(Disclaimer: I am an occasional contributor to the Jam Cellar blog and their general shenanigans)
DC is blessed to have two big bands dedicated to the authentic sounds of the Swing Era. Most bands that play for dancers tend to the more modern New Testament Basie sound or play mostly Rat Pack covers.
But DC’s two main big bands, the other being The Tom Cunningham Orchestra, specialize in music from the Swing Era played in the way it was meant to be played with a solid driving 4/4 rhythm. Brooks Tegler himself is an ardent disciple of Gene Krupa.
Even if you never heard of him before you walked into the ballroom last night you would have been instantly struck by his love and knowledge of this era of music with his introduction. His theme for the evening was 1909, focusing on music by notable musicians born in that year including Lester Young, Ben Webster, Gene Krupa, and Benny Goodman among others.

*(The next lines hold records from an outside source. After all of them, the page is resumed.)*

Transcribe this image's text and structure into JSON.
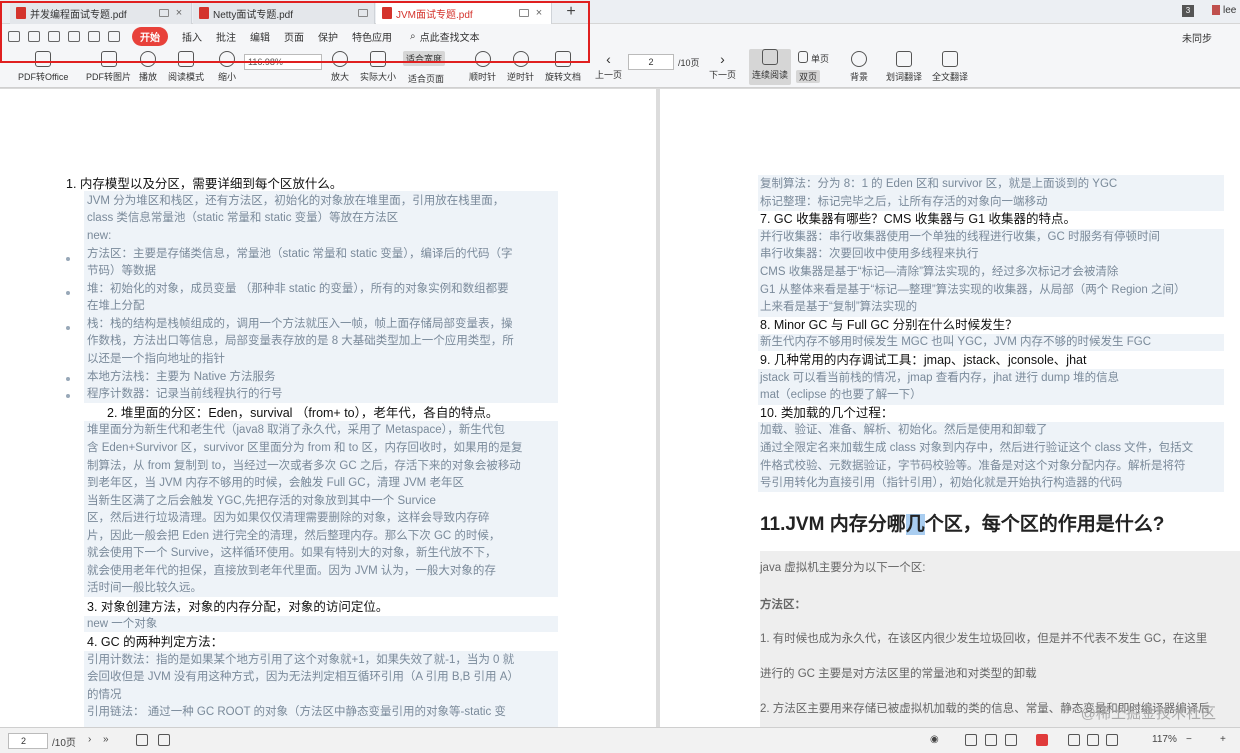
{
  "tabs": [
    {
      "label": "并发编程面试专题.pdf"
    },
    {
      "label": "Netty面试专题.pdf"
    },
    {
      "label": "JVM面试专题.pdf"
    }
  ],
  "header_right": {
    "badge": "3",
    "user": "lee"
  },
  "menu": {
    "items": [
      "开始",
      "插入",
      "批注",
      "编辑",
      "页面",
      "保护",
      "特色应用"
    ],
    "search": "点此查找文本",
    "sync": "未同步"
  },
  "toolbar": {
    "items": [
      "PDF转Office",
      "PDF转图片",
      "播放",
      "阅读模式",
      "缩小",
      "放大",
      "实际大小",
      "适合宽度",
      "适合页面",
      "顺时针",
      "逆时针",
      "旋转文档",
      "上一页",
      "下一页",
      "连续阅读",
      "单页",
      "双页",
      "背景",
      "划词翻译",
      "全文翻译"
    ],
    "zoom": "116.98%",
    "page": "2",
    "total": "/10页"
  },
  "left_page": {
    "lines": [
      "1.  内存模型以及分区，需要详细到每个区放什么。",
      "JVM 分为堆区和栈区，还有方法区，初始化的对象放在堆里面，引用放在栈里面，",
      "class 类信息常量池（static 常量和 static 变量）等放在方法区",
      "new:",
      "方法区：主要是存储类信息，常量池（static 常量和 static 变量），编译后的代码（字",
      "节码）等数据",
      "堆：初始化的对象，成员变量 （那种非 static 的变量），所有的对象实例和数组都要",
      "在堆上分配",
      "栈：栈的结构是栈帧组成的，调用一个方法就压入一帧，帧上面存储局部变量表，操",
      "作数栈，方法出口等信息，局部变量表存放的是 8 大基础类型加上一个应用类型，所",
      "以还是一个指向地址的指针",
      "本地方法栈：主要为 Native 方法服务",
      "程序计数器：记录当前线程执行的行号",
      "2.  堆里面的分区：Eden，survival （from+ to），老年代，各自的特点。",
      "堆里面分为新生代和老生代（java8 取消了永久代，采用了 Metaspace），新生代包",
      "含 Eden+Survivor 区，survivor 区里面分为 from 和 to 区，内存回收时，如果用的是复",
      "制算法，从 from 复制到 to，当经过一次或者多次 GC 之后，存活下来的对象会被移动",
      "到老年区，当 JVM 内存不够用的时候，会触发 Full GC，清理 JVM 老年区",
      "当新生区满了之后会触发 YGC,先把存活的对象放到其中一个 Survice",
      "区，然后进行垃圾清理。因为如果仅仅清理需要删除的对象，这样会导致内存碎",
      "片，因此一般会把 Eden 进行完全的清理，然后整理内存。那么下次 GC 的时候，",
      "就会使用下一个 Survive，这样循环使用。如果有特别大的对象，新生代放不下，",
      "就会使用老年代的担保，直接放到老年代里面。因为 JVM 认为，一般大对象的存",
      "活时间一般比较久远。",
      "3.  对象创建方法，对象的内存分配，对象的访问定位。",
      "new 一个对象",
      "4.  GC 的两种判定方法：",
      "引用计数法：指的是如果某个地方引用了这个对象就+1，如果失效了就-1，当为 0 就",
      "会回收但是 JVM 没有用这种方式，因为无法判定相互循环引用（A 引用 B,B 引用 A）",
      "的情况",
      "引用链法：  通过一种 GC ROOT 的对象（方法区中静态变量引用的对象等-static 变"
    ]
  },
  "right_page": {
    "lines": [
      "复制算法：分为 8：1 的 Eden 区和 survivor 区，就是上面谈到的 YGC",
      "标记整理：标记完毕之后，让所有存活的对象向一端移动",
      "7.  GC 收集器有哪些？CMS 收集器与 G1 收集器的特点。",
      "并行收集器：串行收集器使用一个单独的线程进行收集，GC 时服务有停顿时间",
      "串行收集器：次要回收中使用多线程来执行",
      "CMS 收集器是基于“标记—清除”算法实现的，经过多次标记才会被清除",
      "G1 从整体来看是基于“标记—整理”算法实现的收集器，从局部（两个 Region 之间）",
      "上来看是基于“复制”算法实现的",
      "8.  Minor GC 与 Full GC 分别在什么时候发生？",
      "新生代内存不够用时候发生 MGC 也叫 YGC，JVM 内存不够的时候发生 FGC",
      "9.  几种常用的内存调试工具：jmap、jstack、jconsole、jhat",
      "jstack 可以看当前栈的情况，jmap 查看内存，jhat 进行 dump 堆的信息",
      "mat（eclipse 的也要了解一下）",
      "10. 类加载的几个过程：",
      "加载、验证、准备、解析、初始化。然后是使用和卸载了",
      "通过全限定名来加载生成 class 对象到内存中，然后进行验证这个 class 文件，包括文",
      "件格式校验、元数据验证，字节码校验等。准备是对这个对象分配内存。解析是将符",
      "号引用转化为直接引用（指针引用），初始化就是开始执行构造器的代码"
    ],
    "title_pre": "11.JVM 内存分哪",
    "title_sel": "几",
    "title_post": "个区，每个区的作用是什么?",
    "gray_lines": [
      "java 虚拟机主要分为以下一个区:",
      "方法区：",
      "1. 有时候也成为永久代，在该区内很少发生垃圾回收，但是并不代表不发生 GC，在这里",
      "进行的 GC 主要是对方法区里的常量池和对类型的卸载",
      "2. 方法区主要用来存储已被虚拟机加载的类的信息、常量、静态变量和即时编译器编译后"
    ],
    "watermark": "@稀土掘金技术社区"
  },
  "status": {
    "page": "2",
    "total": "/10页",
    "zoom": "117%"
  }
}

The band and the ballroom were both hot. That’s expected of the ballroom just about any time of year, but this is one of the times where the onstage talent matched the heat of the room.

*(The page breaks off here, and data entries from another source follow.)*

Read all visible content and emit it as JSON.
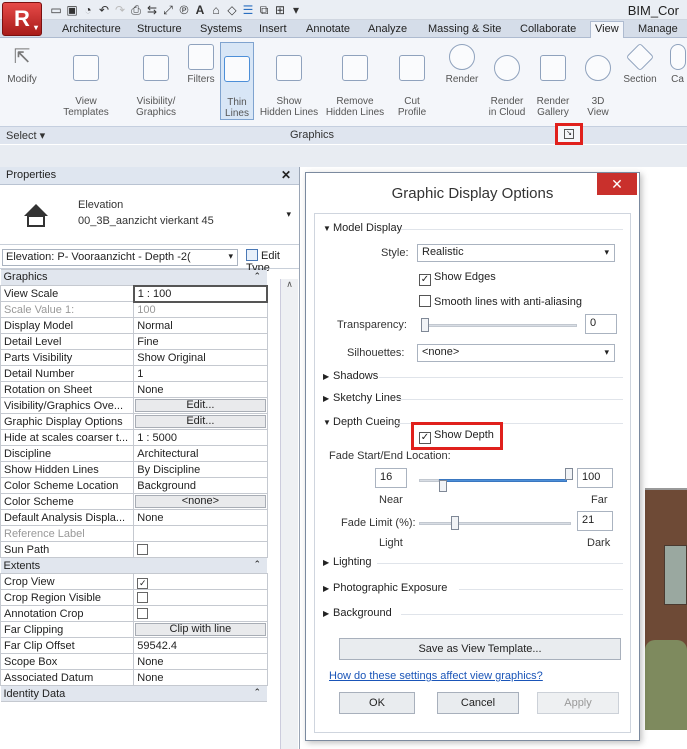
{
  "app": {
    "logo": "R",
    "title": "BIM_Cor",
    "qat_icons": [
      "open-icon",
      "save-icon",
      "sync-icon",
      "undo-icon",
      "redo-icon",
      "measure-icon",
      "dimension-icon",
      "tag-icon",
      "text-icon",
      "3d-view-icon",
      "section-icon",
      "thin-lines-icon",
      "close-hidden-icon",
      "switch-windows-icon",
      "customize-icon"
    ]
  },
  "ribbon": {
    "tabs": [
      "Architecture",
      "Structure",
      "Systems",
      "Insert",
      "Annotate",
      "Analyze",
      "Massing & Site",
      "Collaborate",
      "View",
      "Manage"
    ],
    "active_tab": "View",
    "tools": {
      "modify": "Modify",
      "view_templates": "View\nTemplates",
      "visibility_graphics": "Visibility/\nGraphics",
      "filters": "Filters",
      "thin_lines": "Thin\nLines",
      "show_hidden_lines": "Show\nHidden Lines",
      "remove_hidden_lines": "Remove\nHidden Lines",
      "cut_profile": "Cut\nProfile",
      "render": "Render",
      "render_in_cloud": "Render\nin Cloud",
      "render_gallery": "Render\nGallery",
      "view_3d": "3D\nView",
      "section": "Section",
      "callout": "Ca"
    },
    "select_label": "Select",
    "panel_label": "Graphics"
  },
  "properties": {
    "header": "Properties",
    "close": "✕",
    "type_name": "Elevation",
    "type_sub": "00_3B_aanzicht vierkant 45",
    "instance": "Elevation: P- Vooraanzicht - Depth -2(",
    "edit_type": "Edit Type",
    "groups": [
      {
        "name": "Graphics",
        "rows": [
          {
            "n": "View Scale",
            "v": "1 : 100",
            "kind": "input"
          },
          {
            "n": "Scale Value    1:",
            "v": "100",
            "kind": "disabled"
          },
          {
            "n": "Display Model",
            "v": "Normal"
          },
          {
            "n": "Detail Level",
            "v": "Fine"
          },
          {
            "n": "Parts Visibility",
            "v": "Show Original"
          },
          {
            "n": "Detail Number",
            "v": "1"
          },
          {
            "n": "Rotation on Sheet",
            "v": "None"
          },
          {
            "n": "Visibility/Graphics Ove...",
            "v": "Edit...",
            "kind": "button"
          },
          {
            "n": "Graphic Display Options",
            "v": "Edit...",
            "kind": "button"
          },
          {
            "n": "Hide at scales coarser t...",
            "v": "1 : 5000"
          },
          {
            "n": "Discipline",
            "v": "Architectural"
          },
          {
            "n": "Show Hidden Lines",
            "v": "By Discipline"
          },
          {
            "n": "Color Scheme Location",
            "v": "Background"
          },
          {
            "n": "Color Scheme",
            "v": "<none>",
            "kind": "button"
          },
          {
            "n": "Default Analysis Displa...",
            "v": "None"
          },
          {
            "n": "Reference Label",
            "v": "",
            "kind": "disabled"
          },
          {
            "n": "Sun Path",
            "v": "",
            "kind": "checkbox",
            "checked": false
          }
        ]
      },
      {
        "name": "Extents",
        "rows": [
          {
            "n": "Crop View",
            "v": "",
            "kind": "checkbox",
            "checked": true
          },
          {
            "n": "Crop Region Visible",
            "v": "",
            "kind": "checkbox",
            "checked": false
          },
          {
            "n": "Annotation Crop",
            "v": "",
            "kind": "checkbox",
            "checked": false
          },
          {
            "n": "Far Clipping",
            "v": "Clip with line",
            "kind": "button"
          },
          {
            "n": "Far Clip Offset",
            "v": "59542.4"
          },
          {
            "n": "Scope Box",
            "v": "None"
          },
          {
            "n": "Associated Datum",
            "v": "None"
          }
        ]
      },
      {
        "name": "Identity Data",
        "rows": []
      }
    ]
  },
  "dialog": {
    "title": "Graphic Display Options",
    "close": "✕",
    "model_display": {
      "header": "Model Display",
      "style_label": "Style:",
      "style_value": "Realistic",
      "show_edges": "Show Edges",
      "show_edges_checked": true,
      "smooth_lines": "Smooth lines with anti-aliasing",
      "smooth_lines_checked": false,
      "transparency_label": "Transparency:",
      "transparency_value": "0",
      "transparency_level": 0,
      "silhouettes_label": "Silhouettes:",
      "silhouettes_value": "<none>"
    },
    "collapsed_sections": [
      "Shadows",
      "Sketchy Lines"
    ],
    "depth_cueing": {
      "header": "Depth Cueing",
      "show_depth": "Show Depth",
      "show_depth_checked": true,
      "fade_label": "Fade Start/End Location:",
      "start_value": "16",
      "end_value": "100",
      "near": "Near",
      "far": "Far",
      "fade_limit_label": "Fade Limit (%):",
      "fade_limit_value": "21",
      "light": "Light",
      "dark": "Dark"
    },
    "lower_sections": [
      "Lighting",
      "Photographic Exposure",
      "Background"
    ],
    "save_template": "Save as View Template...",
    "help_link": "How do these settings affect view graphics?",
    "ok": "OK",
    "cancel": "Cancel",
    "apply": "Apply"
  },
  "colors": {
    "highlight_red": "#e0201c",
    "accent_blue": "#4d8fd8",
    "app_red": "#c0302c"
  }
}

The pace of the first set was particularly brutal with the band playing versions of “Cottontail”, “The Kid From Red Bank”, “Down South Camp Meeting”, and ending with “Carioca”. But it was hard to complain when the musicianship was in top form.

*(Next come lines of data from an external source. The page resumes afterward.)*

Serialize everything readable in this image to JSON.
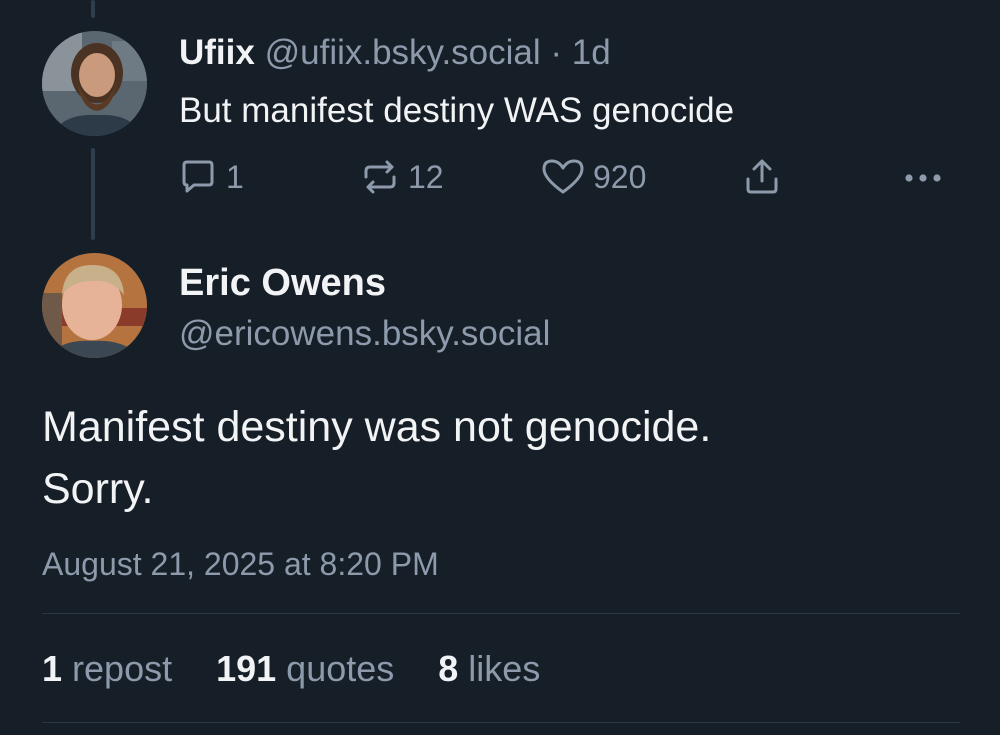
{
  "parent_post": {
    "display_name": "Ufiix",
    "handle": "@ufiix.bsky.social",
    "separator": "·",
    "age": "1d",
    "text": "But manifest destiny WAS genocide",
    "actions": {
      "reply_count": "1",
      "repost_count": "12",
      "like_count": "920"
    },
    "avatar": "avatar-bearded-man"
  },
  "main_post": {
    "display_name": "Eric Owens",
    "handle": "@ericowens.bsky.social",
    "text_lines": [
      "Manifest destiny was not genocide.",
      "Sorry."
    ],
    "timestamp": "August 21, 2025 at 8:20 PM",
    "avatar": "avatar-blond-man",
    "stats": {
      "reposts_num": "1",
      "reposts_label": "repost",
      "quotes_num": "191",
      "quotes_label": "quotes",
      "likes_num": "8",
      "likes_label": "likes"
    }
  },
  "icons": {
    "reply": "speech-bubble-icon",
    "repost": "repost-arrows-icon",
    "like": "heart-icon",
    "share": "share-upload-icon",
    "more": "more-dots-icon"
  },
  "colors": {
    "background": "#161e27",
    "primary_text": "#f1f3f5",
    "secondary_text": "#8d9aab",
    "thread_line": "#2e3e4e",
    "divider": "#2b3642"
  }
}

The soloists were excellent especially in the reed section which included Scott Silbert, Marty Nau, Anita Thomas, Joe Midiri, and Don Lerman. Silbert was especially “on” as he took on the mantles of Lester Young and Ben Webster in the Basie and Ellington pieces. Joe Midiri also did a great job taking on the roles of Benny Goodman and Artie Shaw in the small group and big band numbers.
The second and third sets were each kicked off by some small group combos centered around Joe Midiri on clarinet and Paul Midiri on vibraphones anchored by Brooks on drums. They alternated between Artie Shaw and Benny Goodman selections joined by various combinations of Robert Redd on piano, Craig Gildner on guitar, Don Lerman on sax, and a bassist whose name I did not catch. They even ended their third set small combo selections with a larger group recreating the Ellington small group version of “Good Queen Bess.”
Most of the songs were instrumentals as there was no dedicated singer on hand. Brooks usually carries two and will sometimes sing himself. However the song selection for the evening only called for a handful of vocals which were handled mostly by saxophonist Anita Thomas. She did an admirable job with the Anita O’Day and Helen Forrest songs including a wonderful version of the ballad “Where or When” with the small group in the third set. Trombonist Jim Jensen sang on one other song.
The energy was high throughout the small group and big band numbers. I noticed that the band took less time than usual to get ready for each song, which is usually an issue with Brooks’ big band sorties in the past.
Brooks was assisted by a radio announcer he brought in from Pennsylvania. I didn’t catch his name, but he did a good job of introducing each song, even coming up with some random tidbits to kill time during some last minute shuffling in the third set. He did a great introduction to a small group song–I think it was “Seven Come Eleven”–as they played through the introduction which added a nice 30’s radio atmosphere to the song
Not everything as fast for the evening as the big band did an excellent version of “In A Mellow Tone,” and moderately tempo’d versions of “Wrappin It Up” and “Temptation” in the second set.
However, the band killed their version of Count Basie’s blazing fast“Mutton Leg” which plays off of the same themes as his earlier hit, “Every Tub.”
The encore of the evening, after a furious “Avenue C” was a pretty version of Artie Shaw’s “Softly, As In a Morning Sunrise.”
I particularly appreciated the contributions of Craig Gildner on guitar and piano. Mostly because I could hear the guitar this time around which isn’t always the case with the way big bands are mic’d at Glen Echo. I remember a different Brooks Tegalr Big Band gig at Glen Echo with Tom Mitchell on guitar where, if I wasn’t standing in front of him, I would have never known he was playing because the sound system wasn’t picking him up at all. Hearing that solid 4/4 chunk, chunk of a rhythm guitar makes a huge difference for Lindy Hoppers.
Overall, a great night of music. Can’t wait until the next Brooks Tegler Big Band gig, but The Brooks Tegler Quartet will be playing again in DC at The International Lindy Hop Championships on Friday night, August 28th.
(Another disclaimer: I work for ILHC, doing stuff)